But there’s another aspect of economic fairness that’s far easier to grasp. Everyone hates being cheated.
As workers, consumers, and investors, ordinary Americans get short-changed in many ways, while firms seem to be getting cleverer about how to cheat people without facing any consequences.
- Employers cheat workers out of wages, by misclassifying them as non-overtime-eligible “managers,” by starting the clock after employees are required to appear, or by stopping the clock before they’re allowed to leave—or just by refusing to pay wages after they’ve been earned.
- Merchants hide “non-disparagement” clauses in the fine print of boilerplate contracts to prevent consumers from going public with complaints about bad products or service, and then sometimes sue them for posting negative comments on Yelp.
- Banks hit account-holders and credit-card customers with an array of penalty fees.
- Auto dealers overcharge on loans.
- Mortgage services routinely submit false documents to courts hearing foreclosures.
- Stockbrokers and other financial advisers systematically give advice that makes them richer and their customers poorer.
- Pension funds, public and private alike, get rooked by high management fees.
- Cell phone and cable companies exploit limited competition to gouge customers, sending bills of impenetrable complexity. The cable industry, for example, continues to insist on charging customers rent for completely unnecessary set-top boxes, and is fighting FCC rules that would put a stop to that practice.
- Companies that cheerfully and quickly sell you services online require you to go through infinite-loop call centers to cancel those services.
- Some builders and general contractors systematically stiff their small-business vendors, using the costs of litigation to deter them from suing.
- Pharmaceutical companies jack up prices on drugs of which they’re the sole supplier.
- For-profit universities and trade schools stick their students—especially including veterans—with mountains of debt without providing any skills that actually lead to jobs; the students wind up broke, and the taxpayers take a hit.
- To add insult to injury, “binding arbitration” clauses ensure that many of the victims of all these rip-offs can’t sue. Instead, they have to complain to arbitration panels notoriously stacked in favor of firms against individuals.
Some of these problems are relatively easy to fix, and the solutions are relatively easy to explain. For example, it would be simple to require providers of financial services either to abide by a fiduciary standard—as lawyers and doctors are supposed to do, putting the interests of the client ahead of those of the professional—or to make it explicit that they do not abide by any such standard. The FCC could get rid of set-top boxes. Pharmaceutical gouging could be controlled by loosening up on generic imports when prices jump. The Consumer Finance Protection Bureau (CFPB) has led the way on reining in binding arbitration in financial services, but much more could be done by legislation. Congress could make systematic wage theft a crime.

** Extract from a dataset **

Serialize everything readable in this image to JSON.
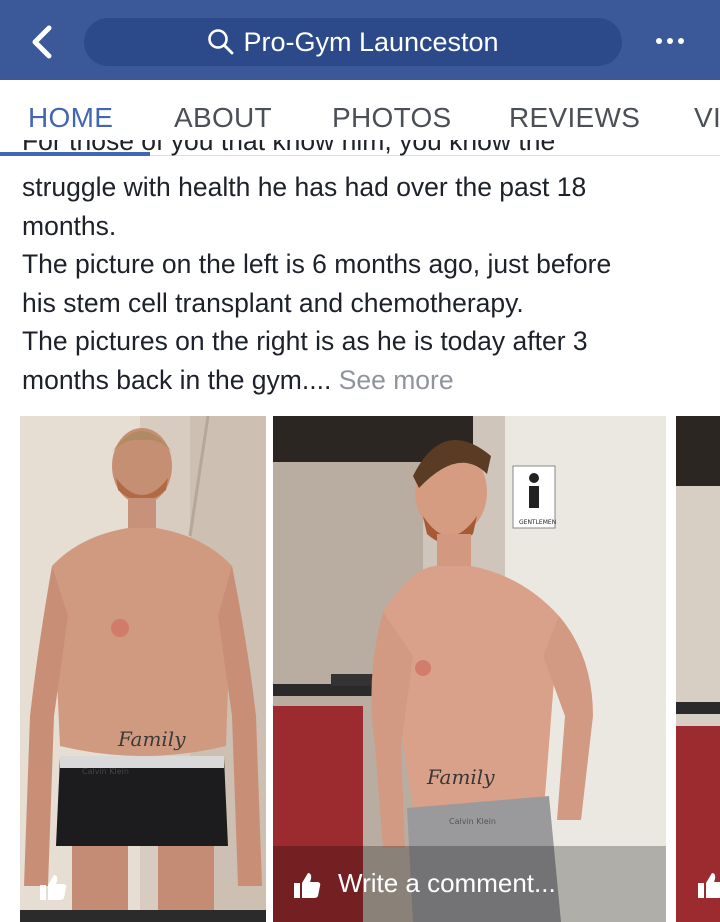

By and large, fixing these problems won’t do much about inequalities of income and power. But it would do something. Some of the numbers aren’t small: CFPB claims more than $10 billion so far in direct recoveries from enforcement actions, not counting whatever gains might have accrued from preventing cheating rather than remediating it after it has occurred. Moreover, a systematic attack on the ways ordinary folks get cheated would would help give voters the sense that at least some politicians are on their side.
Part of the problem is that each individual form of rip-off has a limited number of victims, so the struggles tend to be not only technically complex but also politically obscure: a sure formula for maximizing the power of special interests. Rolling a dozen anti-cheating measures together into a “consumer-worker-investor-saver-small-business-owner bill of rights” could make rip-offs a voting issue. In terms of this year’s campaign, the political message should be clear: “You’re being cheated, and we’re going to protect you from the cheaters.”
In partisan terms, this should be a big winner for the Democrats, catching the Republicans between their donors and the outraged voters. (Of course, some of the cheaters are Democratic donors, too; this seems like a good year to prefer, at the margin, issue-making over fundraising.) At the presidential level, considering all the victims of the Trump University swindle, the buyers of condos that were never built, and those contractors who never got paid, the case against the Cheater-in-Chief pretty much makes itself.